During the project accounts, Adis Imsirovic presented a thick research report and Professor Johan Malmqvist, who is responsible for the Research Associate Programme, suggested that Adis should use the report as a basis and submit it to a scientific conference. Being a student with a published scientific article in his CV would be unusual and a benefit to him. By publishing the material, all Adis hard work during the spring would provide him additional bonus effects.

Also Assistant Professor Mélanie Despeisse thought that publishing the student’s results would be a good idea. Her protégé Hasnain Thathia studied how digital technologies can support the conversion towards sustainable production. 

Both Adis and Hasnain used interviews in their research and came across one of the challenges this research method brings. 

“It was very time consuming to listen to all the recorded material afterwards”, says Adis. Hasnain smiled in recognition and agrees but also says that he appreciates the Research Associate Programme. 

“I am grateful for this opportunity. It has been a good experience to get insights about what research is and helps me to make a good decision about whether or not I want to pursue with research”, says Hasnain.

The forth student is Shankar Paramasivam. Unlike the others, he used physical experiments, modelling and analysis in his research. For example he used a single fibre pull-out test to see what force was needed before the bio composite cellulose fibre broke and how the force affected the fibre.

“I’ve learn a lot about time management and taking up responsibilities. In student projects we usually work in groups and take common responsibility. In this project it was down to me alone and that was a new educative experience”, says Shankar.

However, the responsibility does not seem to have scared him off. Shankar definitely sees research as a future career path.

“Yes, I would like to work as a researcher in the future”, says Shankar.

Adis Imsirovic says that he wants to work in industry first but might come back to research later on. Priska Herzog shares Shankar’s view.

“I will definitely want to work either as a PhD student or with product development in an innovation driven company”, says Priska.

The person behind the idea of the Research Associate Programme is Professor Johan Malmqvist who initially had the ambition to show students some of the benefits of being a researcher. How does he think the program has worked out?

“I am very pleased with outcome of the programme. It was the first time that is was operated, but it seems that we got the basic design right. Many students applied to the programme. The ones selected worked very hard and, with the engaged guidance from their faculty sponsors, produced very interesting results. In addition, the students expressed that the programme enabled them to develop personally in a way that is not possible in a regular course. The first round of the programme was a clear success”, says Johan Malmqvist.

So the final question is, will there be a continuation?

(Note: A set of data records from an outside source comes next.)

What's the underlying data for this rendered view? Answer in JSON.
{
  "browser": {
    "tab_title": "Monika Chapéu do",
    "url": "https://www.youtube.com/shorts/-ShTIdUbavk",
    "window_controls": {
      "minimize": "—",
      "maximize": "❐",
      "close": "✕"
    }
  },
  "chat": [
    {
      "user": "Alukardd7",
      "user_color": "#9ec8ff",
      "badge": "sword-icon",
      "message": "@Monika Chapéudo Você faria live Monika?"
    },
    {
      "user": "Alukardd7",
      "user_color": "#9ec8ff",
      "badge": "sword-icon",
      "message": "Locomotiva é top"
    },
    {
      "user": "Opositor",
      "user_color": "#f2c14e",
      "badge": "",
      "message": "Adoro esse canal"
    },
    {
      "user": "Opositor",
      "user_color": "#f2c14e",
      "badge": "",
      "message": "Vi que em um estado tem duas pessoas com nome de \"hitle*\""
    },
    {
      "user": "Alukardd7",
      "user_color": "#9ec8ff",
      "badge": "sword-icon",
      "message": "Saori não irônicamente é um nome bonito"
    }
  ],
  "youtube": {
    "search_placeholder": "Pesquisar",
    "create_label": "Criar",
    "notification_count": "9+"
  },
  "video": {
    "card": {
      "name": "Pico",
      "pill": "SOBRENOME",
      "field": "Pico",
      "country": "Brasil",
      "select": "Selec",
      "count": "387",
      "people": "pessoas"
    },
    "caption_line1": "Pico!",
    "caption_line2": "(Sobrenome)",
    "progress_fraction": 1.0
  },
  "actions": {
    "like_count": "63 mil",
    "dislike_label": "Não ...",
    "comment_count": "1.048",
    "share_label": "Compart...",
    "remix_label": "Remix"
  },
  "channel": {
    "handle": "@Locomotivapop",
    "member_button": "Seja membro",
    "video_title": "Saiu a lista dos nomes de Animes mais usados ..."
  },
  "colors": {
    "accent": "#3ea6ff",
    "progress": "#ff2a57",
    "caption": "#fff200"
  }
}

“Yes, the programme will be offered in a similar form the next academic year. Further ahead, we expect the programme to become a regular component of the master’s programmes within the Production Area of Advance, with recognized importance for attracting potential student to Chalmers, for encouraging personal student-faculty interaction, and for stimulating talents students to pursue a research career”, concludes Johan Malmqvist.

For more information, please contact:
Professor Johan Malmqvist, Educational Officer of the Production Area of Advance.

  • Priska Herzog is studying Product Development and her mentor was Professor Ola Isaksson.
  • Adis Imsirovic is a student in Industrial Design Engineering with Professor MariAnne Karlsson as his mentor. 
  • Hasnain Thathia is a student in Production Engineering mentored by Assistant Professor Mélanie Despeisse.
  • Shankar Paramasivam is a student in Applied Mechanics with Associate Professor Martin Fagerström and Professor Gunnar Westman as his mentors.

Text and photo: Nina Silow

Page manager Published: Wed 27 Jun 2018.